:: Record extracts ::

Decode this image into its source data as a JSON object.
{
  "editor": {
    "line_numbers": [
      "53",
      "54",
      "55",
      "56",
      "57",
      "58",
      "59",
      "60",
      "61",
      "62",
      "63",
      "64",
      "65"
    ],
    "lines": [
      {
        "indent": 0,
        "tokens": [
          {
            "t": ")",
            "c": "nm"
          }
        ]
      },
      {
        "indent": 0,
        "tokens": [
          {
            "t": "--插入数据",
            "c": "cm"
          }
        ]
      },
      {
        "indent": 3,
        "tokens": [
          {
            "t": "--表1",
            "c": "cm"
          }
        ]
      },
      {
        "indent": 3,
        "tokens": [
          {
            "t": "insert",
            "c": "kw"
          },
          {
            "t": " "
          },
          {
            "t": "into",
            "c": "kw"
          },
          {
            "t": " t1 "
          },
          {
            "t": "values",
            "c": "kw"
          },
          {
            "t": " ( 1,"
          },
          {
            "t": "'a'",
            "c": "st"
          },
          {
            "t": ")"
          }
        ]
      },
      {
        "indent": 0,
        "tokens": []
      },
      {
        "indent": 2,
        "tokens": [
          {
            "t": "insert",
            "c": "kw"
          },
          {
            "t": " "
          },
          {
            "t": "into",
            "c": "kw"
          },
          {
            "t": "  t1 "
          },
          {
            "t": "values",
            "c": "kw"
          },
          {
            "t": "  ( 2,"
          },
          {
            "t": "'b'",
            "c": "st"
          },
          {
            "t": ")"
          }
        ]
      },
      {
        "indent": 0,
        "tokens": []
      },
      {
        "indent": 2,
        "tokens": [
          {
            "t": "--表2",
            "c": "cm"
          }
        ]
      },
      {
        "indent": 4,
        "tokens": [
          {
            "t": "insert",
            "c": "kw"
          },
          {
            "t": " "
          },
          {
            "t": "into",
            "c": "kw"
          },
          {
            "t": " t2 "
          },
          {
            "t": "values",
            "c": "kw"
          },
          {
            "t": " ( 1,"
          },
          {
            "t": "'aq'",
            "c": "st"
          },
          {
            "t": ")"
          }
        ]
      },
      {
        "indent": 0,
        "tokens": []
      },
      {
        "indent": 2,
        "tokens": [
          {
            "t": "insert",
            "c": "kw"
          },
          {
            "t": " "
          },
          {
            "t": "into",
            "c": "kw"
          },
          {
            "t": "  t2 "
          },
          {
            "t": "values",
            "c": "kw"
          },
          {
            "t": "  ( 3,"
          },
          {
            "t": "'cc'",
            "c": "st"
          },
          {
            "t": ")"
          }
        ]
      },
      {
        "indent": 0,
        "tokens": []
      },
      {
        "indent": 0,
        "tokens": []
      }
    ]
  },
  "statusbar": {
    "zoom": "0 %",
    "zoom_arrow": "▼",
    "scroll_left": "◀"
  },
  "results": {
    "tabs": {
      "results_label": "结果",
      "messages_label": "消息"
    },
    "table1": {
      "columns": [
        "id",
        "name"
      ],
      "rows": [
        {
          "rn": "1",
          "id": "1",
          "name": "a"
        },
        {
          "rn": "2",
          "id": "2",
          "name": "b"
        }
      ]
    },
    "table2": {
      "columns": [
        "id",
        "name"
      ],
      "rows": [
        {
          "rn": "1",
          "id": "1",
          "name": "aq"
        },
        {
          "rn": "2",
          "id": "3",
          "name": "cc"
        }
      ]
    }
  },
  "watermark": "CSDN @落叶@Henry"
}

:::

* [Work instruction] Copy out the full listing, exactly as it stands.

* [Answer for this exercise]
Decode this image into its source data as a JSON object.
{
  "editor": {
    "line_numbers": [
      "53",
      "54",
      "55",
      "56",
      "57",
      "58",
      "59",
      "60",
      "61",
      "62",
      "63",
      "64",
      "65"
    ],
    "lines": [
      {
        "indent": 0,
        "tokens": [
          {
            "t": ")",
            "c": "nm"
          }
        ]
      },
      {
        "indent": 0,
        "tokens": [
          {
            "t": "--插入数据",
            "c": "cm"
          }
        ]
      },
      {
        "indent": 3,
        "tokens": [
          {
            "t": "--表1",
            "c": "cm"
          }
        ]
      },
      {
        "indent": 3,
        "tokens": [
          {
            "t": "insert",
            "c": "kw"
          },
          {
            "t": " "
          },
          {
            "t": "into",
            "c": "kw"
          },
          {
            "t": " t1 "
          },
          {
            "t": "values",
            "c": "kw"
          },
          {
            "t": " ( 1,"
          },
          {
            "t": "'a'",
            "c": "st"
          },
          {
            "t": ")"
          }
        ]
      },
      {
        "indent": 0,
        "tokens": []
      },
      {
        "indent": 2,
        "tokens": [
          {
            "t": "insert",
            "c": "kw"
          },
          {
            "t": " "
          },
          {
            "t": "into",
            "c": "kw"
          },
          {
            "t": "  t1 "
          },
          {
            "t": "values",
            "c": "kw"
          },
          {
            "t": "  ( 2,"
          },
          {
            "t": "'b'",
            "c": "st"
          },
          {
            "t": ")"
          }
        ]
      },
      {
        "indent": 0,
        "tokens": []
      },
      {
        "indent": 2,
        "tokens": [
          {
            "t": "--表2",
            "c": "cm"
          }
        ]
      },
      {
        "indent": 4,
        "tokens": [
          {
            "t": "insert",
            "c": "kw"
          },
          {
            "t": " "
          },
          {
            "t": "into",
            "c": "kw"
          },
          {
            "t": " t2 "
          },
          {
            "t": "values",
            "c": "kw"
          },
          {
            "t": " ( 1,"
          },
          {
            "t": "'aq'",
            "c": "st"
          },
          {
            "t": ")"
          }
        ]
      },
      {
        "indent": 0,
        "tokens": []
      },
      {
        "indent": 2,
        "tokens": [
          {
            "t": "insert",
            "c": "kw"
          },
          {
            "t": " "
          },
          {
            "t": "into",
            "c": "kw"
          },
          {
            "t": "  t2 "
          },
          {
            "t": "values",
            "c": "kw"
          },
          {
            "t": "  ( 3,"
          },
          {
            "t": "'cc'",
            "c": "st"
          },
          {
            "t": ")"
          }
        ]
      },
      {
        "indent": 0,
        "tokens": []
      },
      {
        "indent": 0,
        "tokens": []
      }
    ]
  },
  "statusbar": {
    "zoom": "0 %",
    "zoom_arrow": "▼",
    "scroll_left": "◀"
  },
  "results": {
    "tabs": {
      "results_label": "结果",
      "messages_label": "消息"
    },
    "table1": {
      "columns": [
        "id",
        "name"
      ],
      "rows": [
        {
          "rn": "1",
          "id": "1",
          "name": "a"
        },
        {
          "rn": "2",
          "id": "2",
          "name": "b"
        }
      ]
    },
    "table2": {
      "columns": [
        "id",
        "name"
      ],
      "rows": [
        {
          "rn": "1",
          "id": "1",
          "name": "aq"
        },
        {
          "rn": "2",
          "id": "3",
          "name": "cc"
        }
      ]
    }
  },
  "watermark": "CSDN @落叶@Henry"
}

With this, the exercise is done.